▸ Collected data:
__________
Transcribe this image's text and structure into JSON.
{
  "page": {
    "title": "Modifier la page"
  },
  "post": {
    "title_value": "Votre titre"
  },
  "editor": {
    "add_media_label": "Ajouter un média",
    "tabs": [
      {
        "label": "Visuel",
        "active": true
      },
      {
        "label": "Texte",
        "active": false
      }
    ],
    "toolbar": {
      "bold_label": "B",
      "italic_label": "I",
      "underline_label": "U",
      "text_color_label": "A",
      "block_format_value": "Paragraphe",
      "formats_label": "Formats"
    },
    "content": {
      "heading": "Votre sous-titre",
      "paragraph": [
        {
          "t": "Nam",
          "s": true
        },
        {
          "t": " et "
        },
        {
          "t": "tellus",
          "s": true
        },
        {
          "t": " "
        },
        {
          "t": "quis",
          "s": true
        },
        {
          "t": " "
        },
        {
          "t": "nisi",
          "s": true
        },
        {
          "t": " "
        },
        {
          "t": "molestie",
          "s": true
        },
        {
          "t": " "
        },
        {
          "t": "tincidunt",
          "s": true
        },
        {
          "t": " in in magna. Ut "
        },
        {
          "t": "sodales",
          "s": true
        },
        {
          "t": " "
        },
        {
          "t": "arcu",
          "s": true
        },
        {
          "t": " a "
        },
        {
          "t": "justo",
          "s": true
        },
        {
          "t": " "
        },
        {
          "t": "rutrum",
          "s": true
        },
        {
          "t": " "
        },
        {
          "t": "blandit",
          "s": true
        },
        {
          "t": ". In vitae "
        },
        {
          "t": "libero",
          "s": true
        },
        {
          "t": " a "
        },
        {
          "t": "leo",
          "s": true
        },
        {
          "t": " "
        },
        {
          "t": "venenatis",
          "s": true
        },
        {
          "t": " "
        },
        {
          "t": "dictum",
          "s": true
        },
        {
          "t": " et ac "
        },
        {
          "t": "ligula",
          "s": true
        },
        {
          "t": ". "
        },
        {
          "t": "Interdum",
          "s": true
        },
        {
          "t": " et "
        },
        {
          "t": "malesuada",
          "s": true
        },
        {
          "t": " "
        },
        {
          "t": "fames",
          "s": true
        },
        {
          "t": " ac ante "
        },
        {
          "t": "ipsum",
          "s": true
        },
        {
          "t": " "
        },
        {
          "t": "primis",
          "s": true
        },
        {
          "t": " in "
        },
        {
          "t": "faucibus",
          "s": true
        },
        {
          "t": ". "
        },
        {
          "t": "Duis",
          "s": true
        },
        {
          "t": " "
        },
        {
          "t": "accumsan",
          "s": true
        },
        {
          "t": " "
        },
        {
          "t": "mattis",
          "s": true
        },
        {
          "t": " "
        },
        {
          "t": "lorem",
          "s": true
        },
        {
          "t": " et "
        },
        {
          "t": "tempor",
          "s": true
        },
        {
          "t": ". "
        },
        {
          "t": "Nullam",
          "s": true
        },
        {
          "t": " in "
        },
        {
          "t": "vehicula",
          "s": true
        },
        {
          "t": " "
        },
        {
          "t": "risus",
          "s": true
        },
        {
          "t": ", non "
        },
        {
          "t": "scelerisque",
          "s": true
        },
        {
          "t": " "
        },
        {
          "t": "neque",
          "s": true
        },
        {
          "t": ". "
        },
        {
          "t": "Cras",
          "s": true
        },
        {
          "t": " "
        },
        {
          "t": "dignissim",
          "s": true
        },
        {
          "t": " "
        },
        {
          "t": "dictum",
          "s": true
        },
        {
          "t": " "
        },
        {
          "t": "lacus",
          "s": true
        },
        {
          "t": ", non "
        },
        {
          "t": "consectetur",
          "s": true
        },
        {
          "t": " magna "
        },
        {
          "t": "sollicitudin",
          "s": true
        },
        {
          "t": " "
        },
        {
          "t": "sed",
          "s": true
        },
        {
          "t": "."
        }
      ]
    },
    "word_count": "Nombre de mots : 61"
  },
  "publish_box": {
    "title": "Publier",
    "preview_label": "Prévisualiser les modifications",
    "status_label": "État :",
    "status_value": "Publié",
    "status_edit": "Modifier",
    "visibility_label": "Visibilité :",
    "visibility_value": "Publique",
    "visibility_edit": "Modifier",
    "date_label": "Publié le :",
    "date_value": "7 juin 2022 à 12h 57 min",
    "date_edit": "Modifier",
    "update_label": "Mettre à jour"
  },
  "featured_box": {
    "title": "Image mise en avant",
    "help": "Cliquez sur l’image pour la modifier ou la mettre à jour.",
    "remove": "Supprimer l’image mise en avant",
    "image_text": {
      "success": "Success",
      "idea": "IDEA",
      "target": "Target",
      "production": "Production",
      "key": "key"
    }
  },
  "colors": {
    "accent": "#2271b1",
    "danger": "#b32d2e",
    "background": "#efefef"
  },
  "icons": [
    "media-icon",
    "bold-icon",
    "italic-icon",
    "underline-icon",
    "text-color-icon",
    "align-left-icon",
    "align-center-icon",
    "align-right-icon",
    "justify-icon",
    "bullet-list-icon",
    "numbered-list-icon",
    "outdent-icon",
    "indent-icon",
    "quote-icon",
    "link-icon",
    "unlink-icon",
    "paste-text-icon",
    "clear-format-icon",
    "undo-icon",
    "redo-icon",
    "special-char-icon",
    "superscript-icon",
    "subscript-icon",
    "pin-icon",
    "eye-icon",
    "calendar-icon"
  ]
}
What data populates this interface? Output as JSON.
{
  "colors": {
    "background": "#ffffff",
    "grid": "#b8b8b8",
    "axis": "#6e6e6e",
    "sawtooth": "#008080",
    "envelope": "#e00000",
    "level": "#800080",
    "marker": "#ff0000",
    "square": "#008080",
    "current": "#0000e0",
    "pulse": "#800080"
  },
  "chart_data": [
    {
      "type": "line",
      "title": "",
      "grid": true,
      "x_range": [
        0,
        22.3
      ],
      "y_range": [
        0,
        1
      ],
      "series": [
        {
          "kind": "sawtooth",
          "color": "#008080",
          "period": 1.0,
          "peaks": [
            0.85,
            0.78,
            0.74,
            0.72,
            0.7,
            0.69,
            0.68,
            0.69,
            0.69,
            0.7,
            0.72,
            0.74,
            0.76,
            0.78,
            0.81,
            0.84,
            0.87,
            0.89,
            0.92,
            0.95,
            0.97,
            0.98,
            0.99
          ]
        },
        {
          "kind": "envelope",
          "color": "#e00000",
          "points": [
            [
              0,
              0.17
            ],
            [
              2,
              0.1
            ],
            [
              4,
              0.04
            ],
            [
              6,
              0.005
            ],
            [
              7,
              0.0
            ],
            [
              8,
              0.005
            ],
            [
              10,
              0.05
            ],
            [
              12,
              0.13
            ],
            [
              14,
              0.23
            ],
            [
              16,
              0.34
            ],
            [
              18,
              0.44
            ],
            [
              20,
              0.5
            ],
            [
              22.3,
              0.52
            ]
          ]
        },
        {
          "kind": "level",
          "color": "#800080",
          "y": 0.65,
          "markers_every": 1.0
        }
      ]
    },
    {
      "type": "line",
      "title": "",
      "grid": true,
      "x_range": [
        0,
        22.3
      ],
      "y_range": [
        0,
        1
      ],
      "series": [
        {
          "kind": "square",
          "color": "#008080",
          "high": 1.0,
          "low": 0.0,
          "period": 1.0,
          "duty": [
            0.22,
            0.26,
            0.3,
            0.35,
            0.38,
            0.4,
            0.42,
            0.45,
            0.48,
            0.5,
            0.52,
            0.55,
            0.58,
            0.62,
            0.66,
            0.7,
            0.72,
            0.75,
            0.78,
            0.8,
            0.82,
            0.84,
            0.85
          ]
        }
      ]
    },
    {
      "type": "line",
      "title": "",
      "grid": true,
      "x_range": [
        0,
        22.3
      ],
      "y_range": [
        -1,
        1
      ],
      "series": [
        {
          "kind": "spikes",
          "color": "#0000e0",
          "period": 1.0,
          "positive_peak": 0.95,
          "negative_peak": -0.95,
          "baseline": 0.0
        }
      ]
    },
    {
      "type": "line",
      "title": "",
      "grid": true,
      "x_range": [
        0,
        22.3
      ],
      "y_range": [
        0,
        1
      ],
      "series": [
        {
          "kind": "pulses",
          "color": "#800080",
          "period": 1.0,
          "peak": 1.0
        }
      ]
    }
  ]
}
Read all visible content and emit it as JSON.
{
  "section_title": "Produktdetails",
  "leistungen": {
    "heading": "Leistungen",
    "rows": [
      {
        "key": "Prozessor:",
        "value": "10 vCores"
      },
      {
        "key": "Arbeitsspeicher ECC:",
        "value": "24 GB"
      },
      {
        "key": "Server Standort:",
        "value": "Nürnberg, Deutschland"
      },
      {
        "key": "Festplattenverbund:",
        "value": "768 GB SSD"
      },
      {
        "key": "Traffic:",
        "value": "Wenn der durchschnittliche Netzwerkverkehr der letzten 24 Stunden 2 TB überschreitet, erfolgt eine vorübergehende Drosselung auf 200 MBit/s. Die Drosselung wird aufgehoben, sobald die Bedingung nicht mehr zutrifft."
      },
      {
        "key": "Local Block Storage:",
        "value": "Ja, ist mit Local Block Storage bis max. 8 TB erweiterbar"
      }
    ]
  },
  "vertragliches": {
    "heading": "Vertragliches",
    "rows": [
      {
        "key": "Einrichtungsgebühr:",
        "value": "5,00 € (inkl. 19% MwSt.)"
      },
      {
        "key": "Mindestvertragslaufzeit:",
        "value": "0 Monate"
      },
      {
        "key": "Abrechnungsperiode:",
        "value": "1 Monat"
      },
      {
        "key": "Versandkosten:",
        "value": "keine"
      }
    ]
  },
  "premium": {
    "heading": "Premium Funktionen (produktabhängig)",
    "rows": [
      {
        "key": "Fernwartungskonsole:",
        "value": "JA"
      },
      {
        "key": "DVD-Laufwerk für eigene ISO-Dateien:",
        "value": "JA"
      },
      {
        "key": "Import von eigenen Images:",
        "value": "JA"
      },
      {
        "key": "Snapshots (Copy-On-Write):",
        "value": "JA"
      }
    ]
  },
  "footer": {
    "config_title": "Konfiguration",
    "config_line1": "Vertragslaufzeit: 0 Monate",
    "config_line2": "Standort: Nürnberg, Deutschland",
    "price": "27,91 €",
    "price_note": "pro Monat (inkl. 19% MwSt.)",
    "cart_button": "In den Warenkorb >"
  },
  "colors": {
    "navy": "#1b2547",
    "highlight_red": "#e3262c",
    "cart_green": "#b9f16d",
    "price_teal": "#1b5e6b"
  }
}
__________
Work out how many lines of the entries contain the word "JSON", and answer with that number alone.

3